Ásta Sigurðardóttir edustaa joukkoa vahvoja naiskirjailijoita, jotka ottivat kantaa naisten asemaan. Tämä ei ulottunut Sigurðardóttirilla pelkästään kirjojen maailmaan, vaan opettajan tutkinnostaan huolimatta (siihen aikaan yksi islantilaisten naisten harvoista vaihtoehdoista) hän toimi alastonmallina, teki taidetta ja vietti aikaa taiteilijapiirien kanssa. Nykyään Sigurðardóttir on yksi luetuimmista islantilaisista novellisteista, vaikka kokoelmia onkin julkaistu vain yksi. Naisasialiikkeen lehdessä julkaistu Kuningasliljoja (1958) erottuu tässä 25:n novellin kokoelmassa ehdottomasti edukseen. Se sijoittuu Islannin miehityksen aikaan, jolloin islantilaisten naisten ja sotilaiden kanssakäyminen oli yleistä. Päähenkilö on sairas parakissa asuva tyttö, jota ei kukaan tunnu ymmärtävän (ystävätär ei ole hienotunteinen vaan valitsee kovan asenteen, ja mieslääkärin mielestä naimisiinmeno on ratkaisu kaikkiin ongelmiin). Pala palalta tytön tilanne paljastuu, kunnes lopussa on jälleen toivoa ja kukat tuovat kauneutta rumuuden ja epätoivon keskelle.

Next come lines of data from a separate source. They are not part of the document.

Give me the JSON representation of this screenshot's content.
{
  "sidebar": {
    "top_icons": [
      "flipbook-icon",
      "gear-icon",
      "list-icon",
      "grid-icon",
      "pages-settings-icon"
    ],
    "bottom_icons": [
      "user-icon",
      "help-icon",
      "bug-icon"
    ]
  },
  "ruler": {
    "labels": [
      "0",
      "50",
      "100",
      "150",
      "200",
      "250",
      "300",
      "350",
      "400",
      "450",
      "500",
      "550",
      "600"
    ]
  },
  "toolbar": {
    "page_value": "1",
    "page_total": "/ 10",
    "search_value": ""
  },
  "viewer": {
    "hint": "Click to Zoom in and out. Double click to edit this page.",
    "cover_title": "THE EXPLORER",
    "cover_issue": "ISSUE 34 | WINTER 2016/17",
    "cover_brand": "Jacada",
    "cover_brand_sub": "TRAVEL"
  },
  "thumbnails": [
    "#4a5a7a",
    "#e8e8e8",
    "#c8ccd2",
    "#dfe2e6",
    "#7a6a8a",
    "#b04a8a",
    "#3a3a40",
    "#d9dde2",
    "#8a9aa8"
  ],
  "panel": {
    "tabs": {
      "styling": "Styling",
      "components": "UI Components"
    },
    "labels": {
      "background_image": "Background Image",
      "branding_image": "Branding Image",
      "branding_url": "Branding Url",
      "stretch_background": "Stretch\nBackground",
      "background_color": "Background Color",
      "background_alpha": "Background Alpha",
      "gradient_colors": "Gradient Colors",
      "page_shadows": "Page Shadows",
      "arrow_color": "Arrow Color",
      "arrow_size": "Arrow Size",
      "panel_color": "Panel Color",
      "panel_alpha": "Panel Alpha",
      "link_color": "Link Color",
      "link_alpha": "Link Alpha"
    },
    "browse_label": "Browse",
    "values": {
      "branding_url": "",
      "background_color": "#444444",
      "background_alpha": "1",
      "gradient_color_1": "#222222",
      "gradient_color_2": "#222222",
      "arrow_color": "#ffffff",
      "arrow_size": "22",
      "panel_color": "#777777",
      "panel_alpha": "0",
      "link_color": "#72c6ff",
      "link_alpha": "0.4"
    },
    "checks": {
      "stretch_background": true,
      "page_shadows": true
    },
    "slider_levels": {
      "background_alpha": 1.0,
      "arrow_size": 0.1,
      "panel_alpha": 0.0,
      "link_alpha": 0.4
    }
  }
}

Jakobína Sigurðardóttirin (ei sukua edelliselle) upeassa Stella-novellissa (1964) on parakkielämää, alkoholismia, troolarilla työskentelyä ja ihmisiä, jotka puhuvat toistensa ohi. Elämä on muuttunut katkeraksi, meri pelottavaksi eikä lapsille pysty osoittamaan hellyyttä vaikka haluaisikin. Kaunis tarina sanomattomista lauseista ja siitä, kun toinen ihminen ei näytä päällisin puolin olevan enää sellainen kuin joskus.
Muita mieleen jääviä novelleja olivat Ólafur Haukur SímonarssoninJäähyväiset (1987) (kalapakastamossa työskentelevä poika kaipaa kauas pois), Þórarinn EldjárninAjopuulahtelaisen saaga (1992) (hauska saagoja hyödyntävä tarina siitä, mitä tapahtuu kun Ajopuulahteen saapuu uudisasukkaita: "Perkele, siitä sait! Senkin runojenrustaaja!"), Matthías JohannesseninPääsiäismyräkkä (1981) (hengästyttävän upeaa luontokuvausta, ja jonka mystistä tunnelmaa en pystyisi ikinä kuvailemaan), Guðbergur Bergssonin absurdi Ensimmäinen joulukertomus (1995) (partainen Jeesus-lapsi saa kerrostalon asukkaat siivoamaan rappukäytävän) sekä Andri Snær MagnasoninKalastaja ja merenneito (1996) (päähenkilö saa huomata, ettei merenneito olekaan ihan se kaikkein käytännöllisin puoliso).
Kuten useita kirjailijoita sisältävissä novellikokoelmissa usein, oli tässäkin välillä tyhjäkäyntiä, mutta sehän on täysin makuasia kuka kirjailijoista onnistuu jättämään jälkensä lukijaan. Kokonaisuudessaan kokoelma jäi kyllä hieman miinukselle, mutta katsauksena islantilaiseen kirjallisuuteen tämä oli kuitenkin lukemisen arvoinen (yksi editointikerta olisi tosin ollut vielä paikallaan, sillä kirjoitusvirheitä oli harmillisen paljon). Lopussa on myös kattava lista fiktiosta sekä islantilaista kirjallisuutta käsittelevistä tietokirjoista....more